"""
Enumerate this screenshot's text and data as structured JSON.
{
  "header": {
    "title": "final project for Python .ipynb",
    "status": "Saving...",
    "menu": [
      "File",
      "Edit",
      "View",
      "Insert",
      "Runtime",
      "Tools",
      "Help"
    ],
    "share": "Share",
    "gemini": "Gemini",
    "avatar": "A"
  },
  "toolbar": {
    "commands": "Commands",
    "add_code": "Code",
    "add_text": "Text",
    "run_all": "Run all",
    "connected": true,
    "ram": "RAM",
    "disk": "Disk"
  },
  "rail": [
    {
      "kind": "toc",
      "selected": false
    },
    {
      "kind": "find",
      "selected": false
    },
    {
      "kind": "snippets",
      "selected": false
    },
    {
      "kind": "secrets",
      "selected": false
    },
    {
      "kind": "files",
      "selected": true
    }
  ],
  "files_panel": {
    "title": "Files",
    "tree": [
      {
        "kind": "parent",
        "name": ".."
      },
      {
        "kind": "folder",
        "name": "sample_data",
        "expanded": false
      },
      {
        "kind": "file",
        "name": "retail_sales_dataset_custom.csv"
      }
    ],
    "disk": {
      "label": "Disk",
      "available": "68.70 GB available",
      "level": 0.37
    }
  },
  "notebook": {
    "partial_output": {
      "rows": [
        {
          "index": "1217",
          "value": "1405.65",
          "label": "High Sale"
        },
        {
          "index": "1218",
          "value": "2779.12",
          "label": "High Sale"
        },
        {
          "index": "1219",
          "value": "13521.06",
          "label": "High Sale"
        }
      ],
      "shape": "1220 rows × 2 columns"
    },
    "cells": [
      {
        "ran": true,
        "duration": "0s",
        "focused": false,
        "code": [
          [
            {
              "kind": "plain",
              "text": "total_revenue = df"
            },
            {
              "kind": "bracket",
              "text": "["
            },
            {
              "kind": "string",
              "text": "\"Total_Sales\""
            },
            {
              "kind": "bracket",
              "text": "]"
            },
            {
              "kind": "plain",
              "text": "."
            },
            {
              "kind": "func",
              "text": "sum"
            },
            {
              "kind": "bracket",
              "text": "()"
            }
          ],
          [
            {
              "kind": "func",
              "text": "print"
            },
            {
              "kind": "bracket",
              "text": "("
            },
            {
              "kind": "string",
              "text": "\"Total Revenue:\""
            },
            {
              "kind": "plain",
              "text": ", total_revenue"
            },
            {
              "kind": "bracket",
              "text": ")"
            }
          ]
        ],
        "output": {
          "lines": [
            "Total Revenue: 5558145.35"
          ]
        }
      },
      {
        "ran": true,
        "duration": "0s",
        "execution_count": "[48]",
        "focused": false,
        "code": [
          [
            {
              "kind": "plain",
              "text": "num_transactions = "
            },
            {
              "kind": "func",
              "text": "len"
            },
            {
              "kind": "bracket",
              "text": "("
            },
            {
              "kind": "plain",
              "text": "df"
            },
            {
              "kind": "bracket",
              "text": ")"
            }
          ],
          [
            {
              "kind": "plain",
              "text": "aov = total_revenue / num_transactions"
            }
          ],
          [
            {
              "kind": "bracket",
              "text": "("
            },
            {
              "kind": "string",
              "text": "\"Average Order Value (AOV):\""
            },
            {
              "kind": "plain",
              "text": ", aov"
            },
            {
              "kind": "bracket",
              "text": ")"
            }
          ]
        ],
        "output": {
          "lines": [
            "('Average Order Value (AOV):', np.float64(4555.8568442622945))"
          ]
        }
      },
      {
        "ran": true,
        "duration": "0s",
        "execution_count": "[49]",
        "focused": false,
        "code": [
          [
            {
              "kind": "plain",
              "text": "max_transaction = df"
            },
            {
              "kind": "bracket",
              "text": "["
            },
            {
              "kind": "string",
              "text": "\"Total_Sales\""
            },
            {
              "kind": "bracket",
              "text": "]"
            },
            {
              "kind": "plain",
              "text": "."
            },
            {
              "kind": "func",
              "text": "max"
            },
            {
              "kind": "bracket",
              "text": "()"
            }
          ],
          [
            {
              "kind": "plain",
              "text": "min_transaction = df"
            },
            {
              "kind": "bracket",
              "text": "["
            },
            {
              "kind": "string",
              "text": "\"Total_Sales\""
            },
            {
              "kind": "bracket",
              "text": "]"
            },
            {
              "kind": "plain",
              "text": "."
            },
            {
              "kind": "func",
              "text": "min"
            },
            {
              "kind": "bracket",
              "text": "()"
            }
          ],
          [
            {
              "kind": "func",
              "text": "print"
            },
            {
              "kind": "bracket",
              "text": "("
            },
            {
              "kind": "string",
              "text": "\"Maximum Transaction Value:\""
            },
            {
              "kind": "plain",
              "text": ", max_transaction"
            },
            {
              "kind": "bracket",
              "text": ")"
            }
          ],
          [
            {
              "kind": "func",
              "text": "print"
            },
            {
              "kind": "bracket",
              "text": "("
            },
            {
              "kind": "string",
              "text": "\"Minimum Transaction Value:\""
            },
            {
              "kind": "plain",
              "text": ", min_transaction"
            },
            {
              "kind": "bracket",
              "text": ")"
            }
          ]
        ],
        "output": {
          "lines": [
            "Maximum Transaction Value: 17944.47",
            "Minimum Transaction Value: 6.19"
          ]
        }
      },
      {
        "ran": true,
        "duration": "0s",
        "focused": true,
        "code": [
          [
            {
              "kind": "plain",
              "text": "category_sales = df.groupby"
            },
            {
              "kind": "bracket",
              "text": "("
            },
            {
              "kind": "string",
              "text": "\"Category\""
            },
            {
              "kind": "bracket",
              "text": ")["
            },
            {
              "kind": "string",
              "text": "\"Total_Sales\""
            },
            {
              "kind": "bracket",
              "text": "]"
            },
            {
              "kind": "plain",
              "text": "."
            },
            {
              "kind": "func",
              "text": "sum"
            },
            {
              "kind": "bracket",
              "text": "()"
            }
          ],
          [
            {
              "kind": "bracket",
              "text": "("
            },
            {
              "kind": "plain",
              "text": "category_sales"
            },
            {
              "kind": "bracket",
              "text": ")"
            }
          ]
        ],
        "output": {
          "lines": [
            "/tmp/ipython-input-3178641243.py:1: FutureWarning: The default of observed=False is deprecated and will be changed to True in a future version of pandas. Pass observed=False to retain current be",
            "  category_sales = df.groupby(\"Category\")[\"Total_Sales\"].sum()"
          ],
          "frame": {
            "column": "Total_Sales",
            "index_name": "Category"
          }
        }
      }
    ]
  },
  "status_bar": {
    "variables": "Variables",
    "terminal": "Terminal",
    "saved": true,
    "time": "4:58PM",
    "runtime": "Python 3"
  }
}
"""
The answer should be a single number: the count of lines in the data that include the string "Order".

2